▸ WHAT TO PRODUCE
Retype every entry below without pictures.

▸ EXTRACTED RECORDS
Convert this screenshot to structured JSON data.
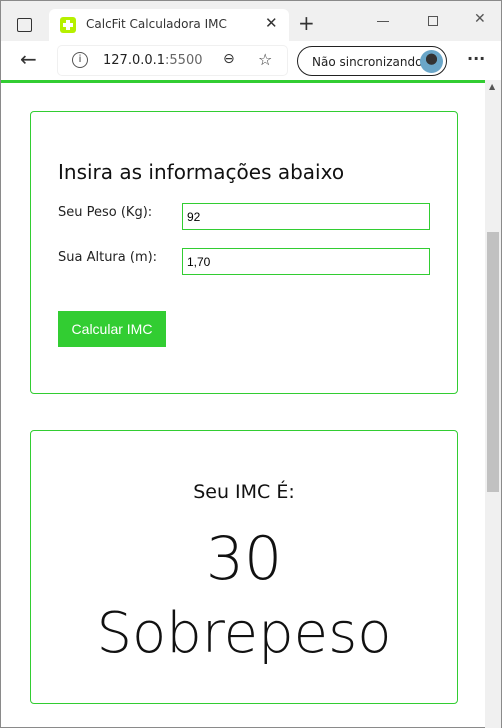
{
  "browser": {
    "tab_title": "CalcFit Calculadora IMC",
    "url_host": "127.0.0.1",
    "url_port": ":5500",
    "sync_label": "Não sincronizando",
    "accent": "#32cd32"
  },
  "form": {
    "heading": "Insira as informações abaixo",
    "weight_label": "Seu Peso (Kg):",
    "weight_value": "92",
    "height_label": "Sua Altura (m):",
    "height_value": "1,70",
    "submit_label": "Calcular IMC"
  },
  "result": {
    "heading": "Seu IMC É:",
    "value": "30",
    "category": "Sobrepeso"
  }
}
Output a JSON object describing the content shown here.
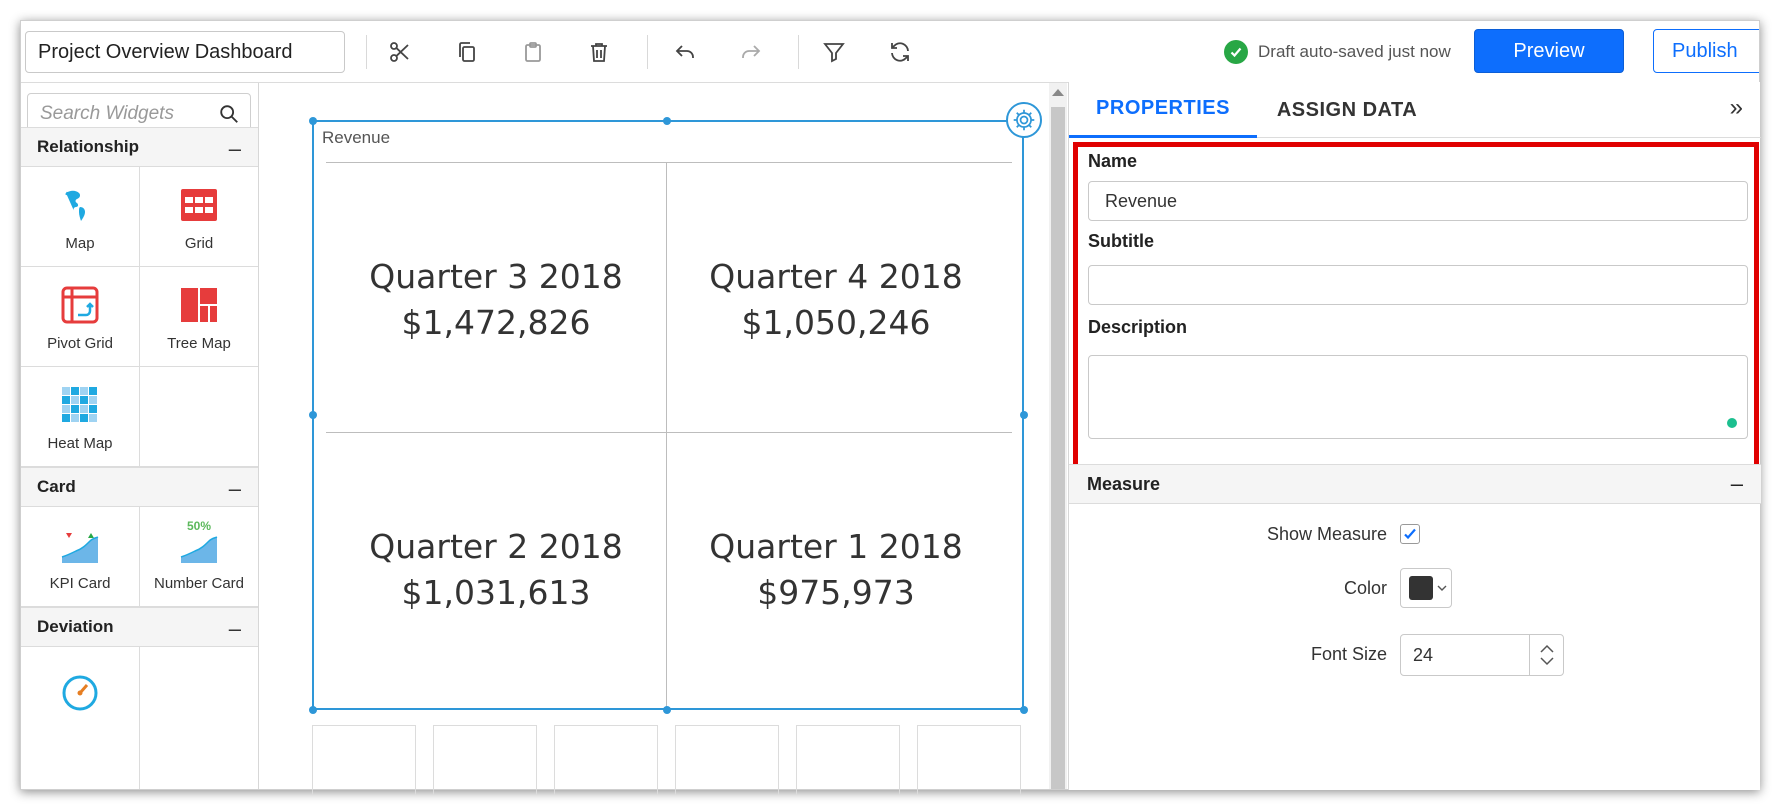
{
  "toolbar": {
    "dashboard_name": "Project Overview Dashboard",
    "save_status": "Draft auto-saved just now",
    "preview_label": "Preview",
    "publish_label": "Publish",
    "icons": [
      "cut-icon",
      "copy-icon",
      "paste-icon",
      "delete-icon",
      "undo-icon",
      "redo-icon",
      "filter-icon",
      "refresh-icon"
    ]
  },
  "widgets_panel": {
    "search_placeholder": "Search Widgets",
    "categories": [
      {
        "name": "Relationship",
        "items": [
          "Map",
          "Grid",
          "Pivot Grid",
          "Tree Map",
          "Heat Map"
        ]
      },
      {
        "name": "Card",
        "items": [
          "KPI Card",
          "Number Card"
        ]
      },
      {
        "name": "Deviation",
        "items": []
      }
    ],
    "number_card_badge": "50%"
  },
  "widget": {
    "title": "Revenue",
    "cells": [
      {
        "period": "Quarter 3 2018",
        "value": "$1,472,826"
      },
      {
        "period": "Quarter 4 2018",
        "value": "$1,050,246"
      },
      {
        "period": "Quarter 2 2018",
        "value": "$1,031,613"
      },
      {
        "period": "Quarter 1 2018",
        "value": "$975,973"
      }
    ]
  },
  "properties_panel": {
    "tabs": [
      "PROPERTIES",
      "ASSIGN DATA"
    ],
    "active_tab": "PROPERTIES",
    "name_label": "Name",
    "name_value": "Revenue",
    "subtitle_label": "Subtitle",
    "subtitle_value": "",
    "description_label": "Description",
    "description_value": "",
    "measure": {
      "section_title": "Measure",
      "show_measure_label": "Show Measure",
      "show_measure_checked": true,
      "color_label": "Color",
      "color_value": "#333333",
      "font_size_label": "Font Size",
      "font_size_value": "24"
    }
  },
  "colors": {
    "accent": "#0d6efd",
    "selection": "#2e97d8",
    "highlight_box": "#e00000",
    "success": "#28a745"
  }
}
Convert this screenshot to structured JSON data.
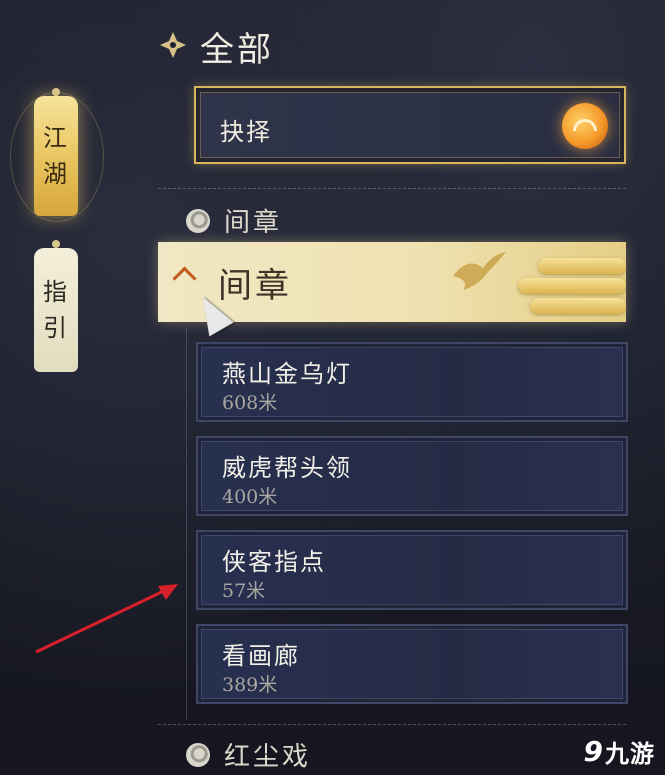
{
  "side_tabs": [
    {
      "label": "江湖",
      "chars": [
        "江",
        "湖"
      ],
      "active": true
    },
    {
      "label": "指引",
      "chars": [
        "指",
        "引"
      ],
      "active": false
    }
  ],
  "header": {
    "title": "全部"
  },
  "selected": {
    "label": "抉择"
  },
  "sections": {
    "collapsed_top": "间章",
    "expanded": "间章",
    "collapsed_bottom": "红尘戏"
  },
  "quests": [
    {
      "name": "燕山金乌灯",
      "distance": "608米"
    },
    {
      "name": "威虎帮头领",
      "distance": "400米"
    },
    {
      "name": "侠客指点",
      "distance": "57米"
    },
    {
      "name": "看画廊",
      "distance": "389米"
    }
  ],
  "watermark": {
    "mark": "9",
    "text": "九游"
  },
  "colors": {
    "accent_gold": "#d8b45a",
    "annotation_red": "#d8202a",
    "orb_orange": "#f59a2a"
  }
}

▸ ANSWER TO THE EXERCISE
Convert this screenshot to structured JSON data.
{
  "browser": {
    "tab_title": "CalcFit Calculadora IMC",
    "url_host": "127.0.0.1",
    "url_port": ":5500",
    "sync_label": "Não sincronizando",
    "accent": "#32cd32"
  },
  "form": {
    "heading": "Insira as informações abaixo",
    "weight_label": "Seu Peso (Kg):",
    "weight_value": "92",
    "height_label": "Sua Altura (m):",
    "height_value": "1,70",
    "submit_label": "Calcular IMC"
  },
  "result": {
    "heading": "Seu IMC É:",
    "value": "30",
    "category": "Sobrepeso"
  }
}
Output a JSON object describing the content shown here.
{
  "toolbar": {
    "dashboard_name": "Project Overview Dashboard",
    "save_status": "Draft auto-saved just now",
    "preview_label": "Preview",
    "publish_label": "Publish",
    "icons": [
      "cut-icon",
      "copy-icon",
      "paste-icon",
      "delete-icon",
      "undo-icon",
      "redo-icon",
      "filter-icon",
      "refresh-icon"
    ]
  },
  "widgets_panel": {
    "search_placeholder": "Search Widgets",
    "categories": [
      {
        "name": "Relationship",
        "items": [
          "Map",
          "Grid",
          "Pivot Grid",
          "Tree Map",
          "Heat Map"
        ]
      },
      {
        "name": "Card",
        "items": [
          "KPI Card",
          "Number Card"
        ]
      },
      {
        "name": "Deviation",
        "items": []
      }
    ],
    "number_card_badge": "50%"
  },
  "widget": {
    "title": "Revenue",
    "cells": [
      {
        "period": "Quarter 3 2018",
        "value": "$1,472,826"
      },
      {
        "period": "Quarter 4 2018",
        "value": "$1,050,246"
      },
      {
        "period": "Quarter 2 2018",
        "value": "$1,031,613"
      },
      {
        "period": "Quarter 1 2018",
        "value": "$975,973"
      }
    ]
  },
  "properties_panel": {
    "tabs": [
      "PROPERTIES",
      "ASSIGN DATA"
    ],
    "active_tab": "PROPERTIES",
    "name_label": "Name",
    "name_value": "Revenue",
    "subtitle_label": "Subtitle",
    "subtitle_value": "",
    "description_label": "Description",
    "description_value": "",
    "measure": {
      "section_title": "Measure",
      "show_measure_label": "Show Measure",
      "show_measure_checked": true,
      "color_label": "Color",
      "color_value": "#333333",
      "font_size_label": "Font Size",
      "font_size_value": "24"
    }
  },
  "colors": {
    "accent": "#0d6efd",
    "selection": "#2e97d8",
    "highlight_box": "#e00000",
    "success": "#28a745"
  }
}
Convert this screenshot to structured JSON data.
{
  "side_tabs": [
    {
      "label": "江湖",
      "chars": [
        "江",
        "湖"
      ],
      "active": true
    },
    {
      "label": "指引",
      "chars": [
        "指",
        "引"
      ],
      "active": false
    }
  ],
  "header": {
    "title": "全部"
  },
  "selected": {
    "label": "抉择"
  },
  "sections": {
    "collapsed_top": "间章",
    "expanded": "间章",
    "collapsed_bottom": "红尘戏"
  },
  "quests": [
    {
      "name": "燕山金乌灯",
      "distance": "608米"
    },
    {
      "name": "威虎帮头领",
      "distance": "400米"
    },
    {
      "name": "侠客指点",
      "distance": "57米"
    },
    {
      "name": "看画廊",
      "distance": "389米"
    }
  ],
  "watermark": {
    "mark": "9",
    "text": "九游"
  },
  "colors": {
    "accent_gold": "#d8b45a",
    "annotation_red": "#d8202a",
    "orb_orange": "#f59a2a"
  }
}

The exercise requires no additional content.